Resurrecting the Role of the Product Market Wedge in Recessions

Mark Bils, Peter J. Klenow, Benjamin A. Malin

NBER Working Paper No. 20555
Issued in October 2014, Revised in November 2017
NBER Program(s):Economic Fluctuations and Growth, Monetary Economics

Employment and hours appear far more cyclical than dictated by the behavior of productivity and consumption. This puzzle has been called “the labor wedge” — a cyclical intratemporal wedge between the marginal product of labor and the marginal rate of substitution of consumption for leisure.
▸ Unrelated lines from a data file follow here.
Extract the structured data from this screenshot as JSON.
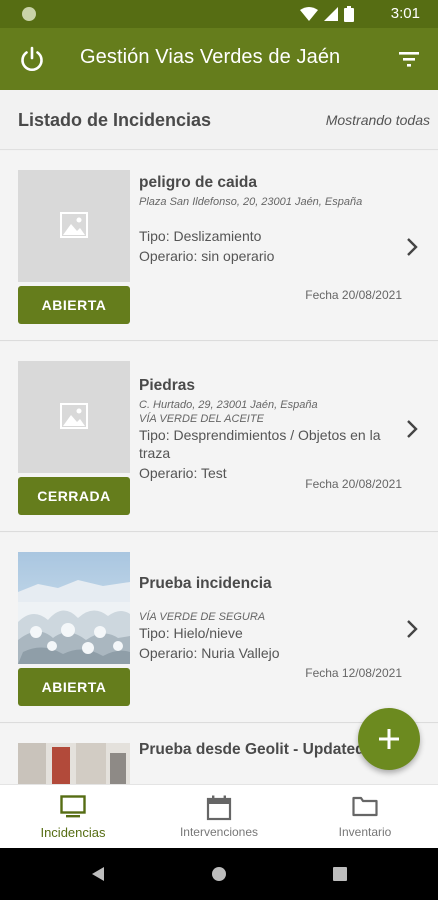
{
  "status_bar": {
    "time": "3:01"
  },
  "app_bar": {
    "title": "Gestión Vias Verdes de Jaén",
    "power_icon": "power-icon",
    "filter_icon": "filter-icon"
  },
  "list_header": {
    "title": "Listado de Incidencias",
    "showing": "Mostrando todas"
  },
  "incidents": [
    {
      "name": "peligro de caida",
      "address": "Plaza San Ildefonso, 20, 23001 Jaén, España",
      "via": "",
      "type": "Tipo: Deslizamiento",
      "operator": "Operario: sin operario",
      "date": "Fecha 20/08/2021",
      "status": "ABIERTA",
      "image": "placeholder"
    },
    {
      "name": "Piedras",
      "address": "C. Hurtado, 29, 23001 Jaén, España",
      "via": "VÍA VERDE DEL ACEITE",
      "type": "Tipo: Desprendimientos / Objetos en la traza",
      "operator": "Operario: Test",
      "date": "Fecha 20/08/2021",
      "status": "CERRADA",
      "image": "placeholder"
    },
    {
      "name": "Prueba incidencia",
      "address": "",
      "via": "VÍA VERDE DE SEGURA",
      "type": "Tipo: Hielo/nieve",
      "operator": "Operario: Nuria Vallejo",
      "date": "Fecha 12/08/2021",
      "status": "ABIERTA",
      "image": "snow-photo"
    },
    {
      "name": "Prueba desde Geolit - Updated",
      "address": "",
      "via": "",
      "type": "",
      "operator": "",
      "date": "",
      "status": "",
      "image": "interior-photo"
    }
  ],
  "fab": {
    "icon": "plus-icon"
  },
  "bottom_nav": [
    {
      "label": "Incidencias",
      "icon": "monitor-icon",
      "active": true
    },
    {
      "label": "Intervenciones",
      "icon": "calendar-icon",
      "active": false
    },
    {
      "label": "Inventario",
      "icon": "folder-icon",
      "active": false
    }
  ],
  "colors": {
    "primary": "#657d1c",
    "status_bar": "#566d13",
    "fab": "#6c8a1f"
  }
}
The labor wedge can be broken into a price markup and a wage markup. Based on the wages of employees, the literature has attributed the labor wedge almost entirely to labor market distortions. Because employee wages may be smoothed versions of the true cyclical price of labor, we instead examine the self-employed and intermediate inputs, respectively. Any observed cyclicality in wedges calculated for these inputs cannot reflect wage markups. Looking at the past quarter century in the U.S. — including the Great Recession and its aftermath — we find that price markup movements are at least as important as wage markup movements. Thus, sticky prices and other forms of countercyclical markups deserve a central place in business cycle research, alongside sticky wages and matching frictions.

download in pdf format
   (608 K)
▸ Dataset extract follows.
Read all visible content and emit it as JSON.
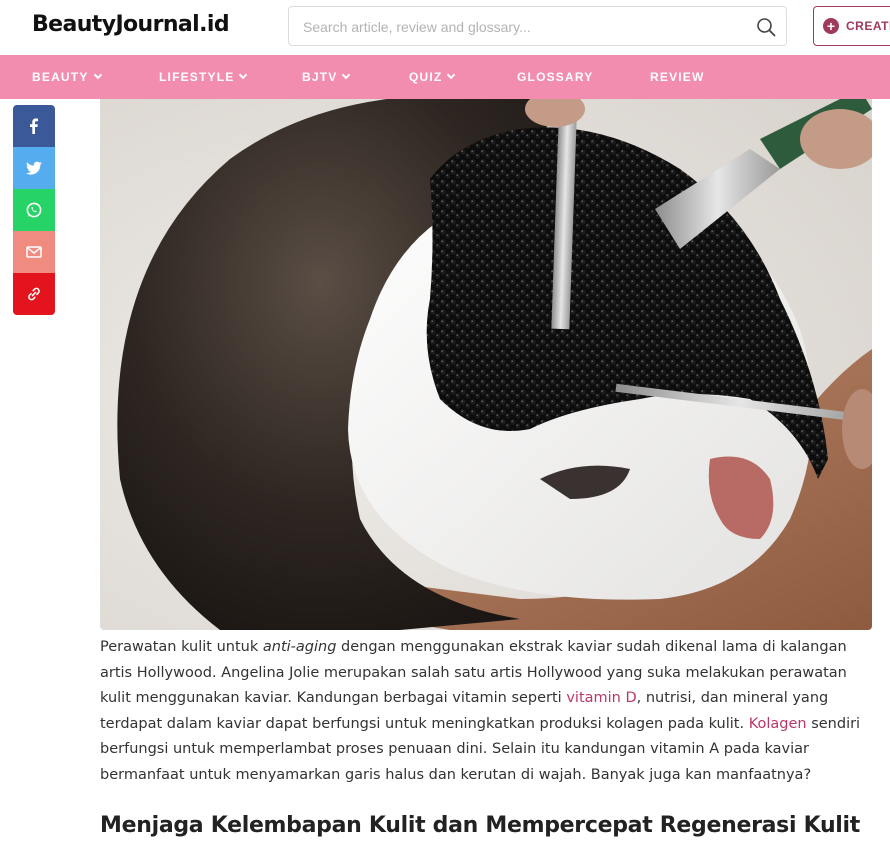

email paper

Machine-readable bibliographic record - MARC, RIS, BibTeX

Document Object Identifier (DOI): 10.3386/w20555

Published: Bils, Mark, Peter J. Klenow, and Benjamin A. Malin. 2018. "Resurrecting the Role of the Product Market Wedge in Recessions." American Economic Review, 108 (4-5): 1118-46. DOI: 10.1257/aer.20151260

Users who downloaded this paper also downloaded* these:
Bils, Klenow, and Malin Testing for Keynesian Labor Demand
Benigno, Eggertsson, and Romei w20556 Dynamic Debt Deleveraging and Optimal Monetary Policy
Hamermesh and Stancanelli w20449 Long Workweeks and Strange Hours
Rotemberg and Woodford w6909 The Cyclical Behavior of Prices and Costs
Pritchett and Summers w20573 Asiaphoria Meets Regression to the Mean
NBER Videos

National Bureau of Economic Research, 1050 Massachusetts Ave., Cambridge, MA 02138; 617-868-3900; email:

Contact Us